I am not great at being positive. I’m a little bit of a Debbie Downer. My default mode is to feel everything is bad and there’s nothing I can do to make it better. Some people will say this is a good thing—to recognize that, apart from Christ, nothing is good, everything leads to death (morbid I know, but true). But this is not 100 percent true for all things. When it comes to people—our neighbors, family members, friends—we are to act in a different way. The Eighth Commandment tells us, “You shall not bear false witness against your neighbor” (Exodus 20:16). As Luther describes in his Small Catechism, we are to “explain everything in the kindest way” when it comes to our neighbors.
If you’re anything like me, this is hard. Or maybe it’s not you who struggles with this problem but one of your friends, acquaintances, or children. Breaking the Eighth can easily happen in everyday life. It can come out as gossip, assumptions, or criticism. When we apply the Eighth Commandment to outreach and evangelism, we must ask, How can I be sharing Good News if I am continually making comments and displaying criticism toward others?
Practically, here are some ways to combat breaking the Eighth.
Switch Up Your Thinking
I know that this is easier said than done. Whenever I lean on the negative side of things, my husband always tells me, “You don’t know it’s bad.” He reminds me that even though signs may be pointing to bad, God works all for good (Romans 8:28). He reminds me not only that God is working for good but also that I’m making an assumption about whoever else is involved. That I’m assuming that there is malice somewhere. That doesn’t seem like I’m putting the best construction on it, does it?
So, what do I do practically? I tell myself no. When I start to imagine that everything is bad, I try and stop. I remind myself that “I don’t know it’s bad.” I remind myself of Romans 8:28, and I ask myself, “What is the best that could be true?” And then focus on that.
Watch Your Mouth
Holding my tongue is not my strong suit. I tend to speak too much and sometimes speak before I think. I’ve had to learn to stop myself and redirect my words. Instead of pointing out a negative about a situation, I try to speak out loud a positive (even if my brain is telling me that this is bad and I should talk about it as such to everyone).

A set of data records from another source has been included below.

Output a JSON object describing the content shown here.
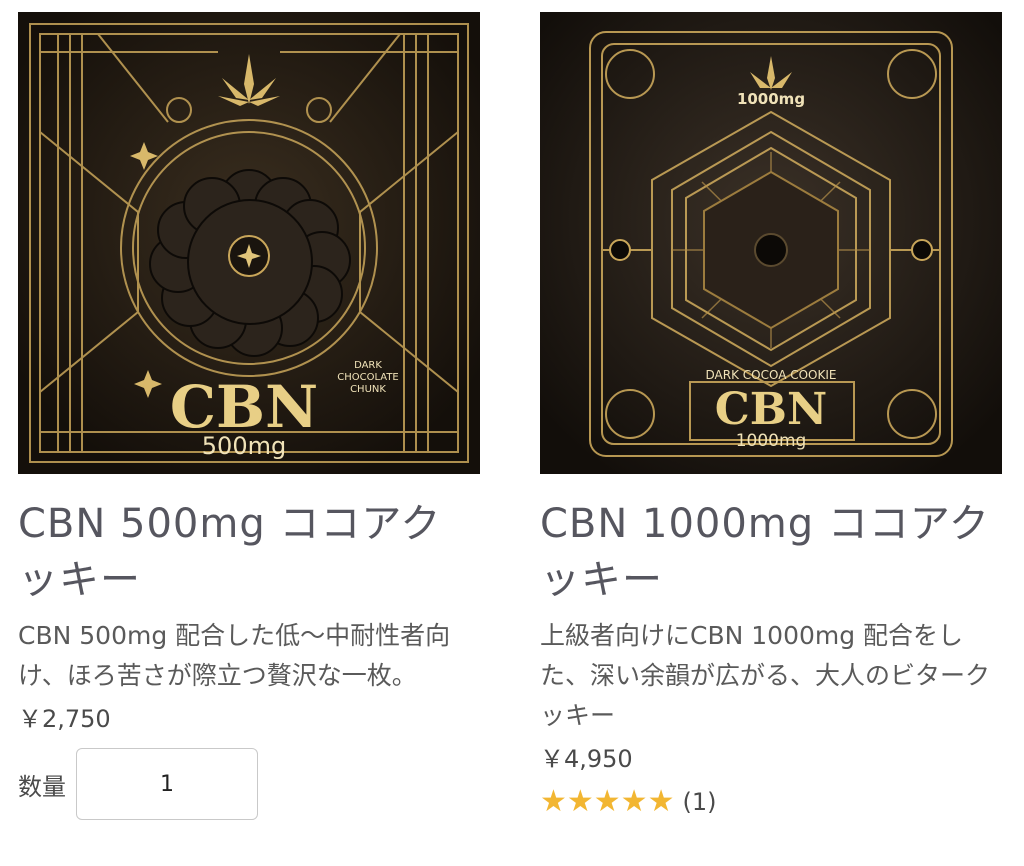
{
  "products": [
    {
      "image": {
        "brand": "CBN",
        "dose": "500mg",
        "flavor_lines": [
          "DARK",
          "CHOCOLATE",
          "CHUNK"
        ]
      },
      "title": "CBN 500mg ココアクッキー",
      "description": "CBN 500mg 配合した低〜中耐性者向け、ほろ苦さが際立つ贅沢な一枚。",
      "price": "￥2,750",
      "quantity_label": "数量",
      "quantity_value": "1"
    },
    {
      "image": {
        "brand": "CBN",
        "dose_top": "1000mg",
        "dose": "1000mg",
        "flavor": "DARK COCOA COOKIE"
      },
      "title": "CBN 1000mg ココアクッキー",
      "description": "上級者向けにCBN 1000mg 配合をした、深い余韻が広がる、大人のビタークッキー",
      "price": "￥4,950",
      "rating": {
        "stars": "★★★★★",
        "value": 5,
        "count": "(1)"
      }
    }
  ],
  "colors": {
    "gold": "#c9a65a",
    "dark": "#1f1912",
    "star": "#f2b632"
  }
}
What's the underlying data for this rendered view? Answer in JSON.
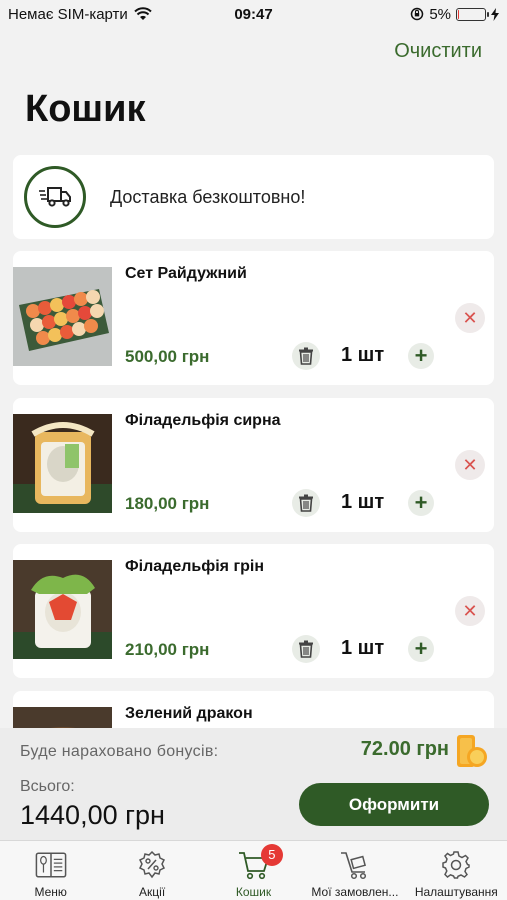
{
  "status_bar": {
    "carrier": "Немає SIM-карти",
    "time": "09:47",
    "battery": "5%"
  },
  "header": {
    "clear_label": "Очистити",
    "title": "Кошик"
  },
  "delivery": {
    "text": "Доставка безкоштовно!",
    "icon": "truck-icon"
  },
  "cart_items": [
    {
      "name": "Сет Райдужний",
      "price": "500,00 грн",
      "qty": "1 шт"
    },
    {
      "name": "Філадельфія сирна",
      "price": "180,00 грн",
      "qty": "1 шт"
    },
    {
      "name": "Філадельфія грін",
      "price": "210,00 грн",
      "qty": "1 шт"
    },
    {
      "name": "Зелений дракон",
      "price": "",
      "qty": ""
    }
  ],
  "summary": {
    "bonus_label": "Буде нараховано бонусів:",
    "bonus_value": "72.00 грн",
    "total_label": "Всього:",
    "total_value": "1440,00 грн",
    "checkout_label": "Оформити"
  },
  "tabbar": {
    "tabs": [
      {
        "label": "Меню",
        "icon": "menu-book-icon"
      },
      {
        "label": "Акції",
        "icon": "discount-icon"
      },
      {
        "label": "Кошик",
        "icon": "cart-icon",
        "badge": "5"
      },
      {
        "label": "Мої замовлен...",
        "icon": "orders-icon"
      },
      {
        "label": "Налаштування",
        "icon": "gear-icon"
      }
    ]
  },
  "colors": {
    "accent": "#2f5a26",
    "price": "#3b6b2e",
    "badge": "#e53935"
  }
}
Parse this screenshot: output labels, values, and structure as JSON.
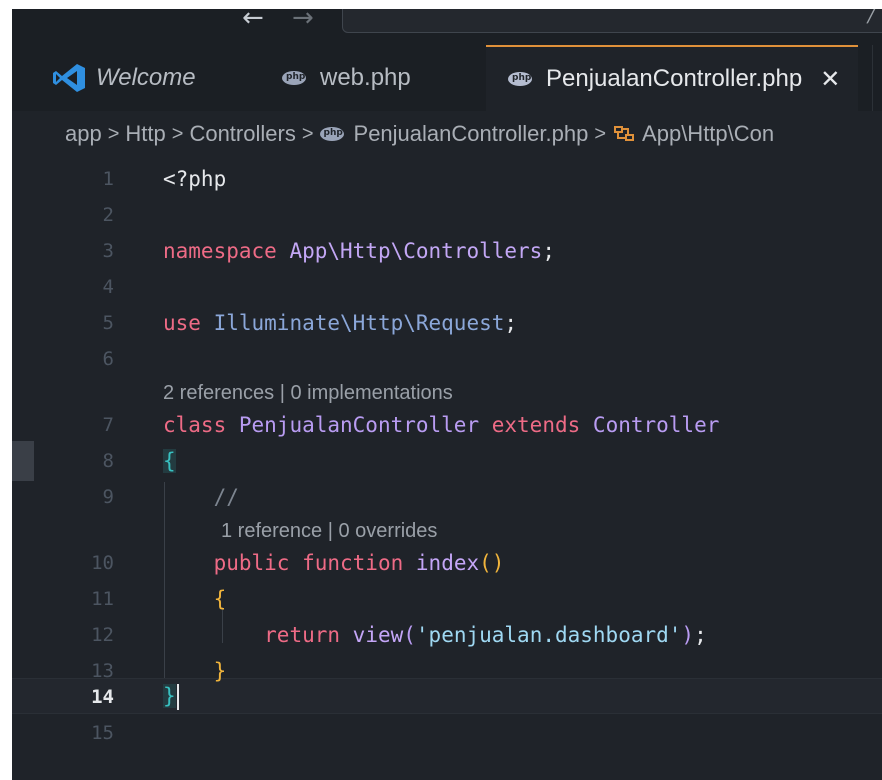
{
  "titlebar": {
    "back_glyph": "←",
    "forward_glyph": "→",
    "cmd_close_glyph": "╱"
  },
  "tabs": [
    {
      "label": "Welcome",
      "icon": "vscode-icon"
    },
    {
      "label": "web.php",
      "icon": "php-file-icon"
    },
    {
      "label": "PenjualanController.php",
      "icon": "php-file-icon",
      "active": true,
      "close": "✕"
    }
  ],
  "breadcrumb": {
    "items": [
      "app",
      "Http",
      "Controllers",
      "PenjualanController.php",
      "App\\Http\\Con"
    ],
    "separator": ">"
  },
  "editor": {
    "active_line": "14",
    "code_lens": {
      "class": "2 references | 0 implementations",
      "method": "1 reference | 0 overrides"
    },
    "lines": [
      {
        "num": "1",
        "text": "<?php"
      },
      {
        "num": "2",
        "text": ""
      },
      {
        "num": "3",
        "kw": "namespace",
        "ns": "App\\Http\\Controllers",
        "end": ";"
      },
      {
        "num": "4",
        "text": ""
      },
      {
        "num": "5",
        "kw": "use",
        "ns": "Illuminate\\Http\\Request",
        "end": ";"
      },
      {
        "num": "6",
        "text": ""
      },
      {
        "num": "7",
        "kw": "class",
        "cls": "PenjualanController",
        "kw2": "extends",
        "cls2": "Controller"
      },
      {
        "num": "8",
        "brace": "{"
      },
      {
        "num": "9",
        "comment": "//"
      },
      {
        "num": "10",
        "kw": "public",
        "kw2": "function",
        "fn": "index",
        "paren": "()"
      },
      {
        "num": "11",
        "brace": "{"
      },
      {
        "num": "12",
        "kw": "return",
        "fn": "view",
        "open": "(",
        "str": "'penjualan.dashboard'",
        "close": ")",
        "end": ";"
      },
      {
        "num": "13",
        "brace": "}"
      },
      {
        "num": "14",
        "brace": "}"
      },
      {
        "num": "15",
        "text": ""
      }
    ]
  },
  "colors": {
    "background": "#1f2329",
    "tab_active_border": "#e0913a",
    "keyword": "#ee6b86",
    "class_name": "#b99cf2",
    "string": "#9fd8f2",
    "brace_yellow": "#f0b43c",
    "brace_teal": "#38c0c0"
  }
}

For example, at the beginning of the pandemic (and currently, if we’re being honest) everything felt new and foreign and bad. All of our lives were turned upside down, and I was having none of it. I found myself scared and anxious. As we were on stay-at-home orders, my parents decided to cancel their trip to see us (for the first time since we moved). When they told us over the phone, I wanted to break the Eighth and say something quickly and harshly about the situation. Instead, I stopped myself, thought a second, and said, “It’s a bummer, but we’ve been really busy lately, and we probably need to rest.”
I could have easily said something that broke the Eighth, but viewing my life as a witness to Christ stopped me.
Test against Scripture
In 2 Corinthians 10:5, Paul writes, “We destroy arguments and every lofty opinion raised against the knowledge of God, and take every thought captive to obey Christ.” When I am struggling to keep the Eighth Commandment and I voice an opinion that goes against how God’s Word tells us to behave/speak, I try to remember to bring every thought to Christ. And where can I find Jesus? Where He says I can—in Scripture. The Lutheran Study Bible notes on this verse that the disciples should “bring their understanding into captivity to the obedience of Christ.”
Ask yourself these questions: “Is my response to this situation in line with Scripture? Is this a situation where I don’t know the outcome? Would it hurt my witness to Christ to speak in that way with that tone?” Having a firm understanding and foundation of Scripture helps us to answer these questions.
Rest in Christ’s Forgiveness
We all make mistakes. I know that I probably broke the Eighth Commandment 1,500 times or more while writing this post. But we have forgiveness found in Christ. I am not perfect at being positive during situations, and even though I try, I will never be. And the same goes for you. But we can rest in the forgiveness found at the foot of the cross, knowing that the Holy Spirit works in you to point you towards truth and grace.
The next time you’re tempted to explain something in not the kindest way, remember to take every thought captive and know that as a child of God, your life is a witness to Christ’s forgiveness.
Scripture: ESV®. Catechism: © 1986 CPH. TLSB: © 2009 CPH.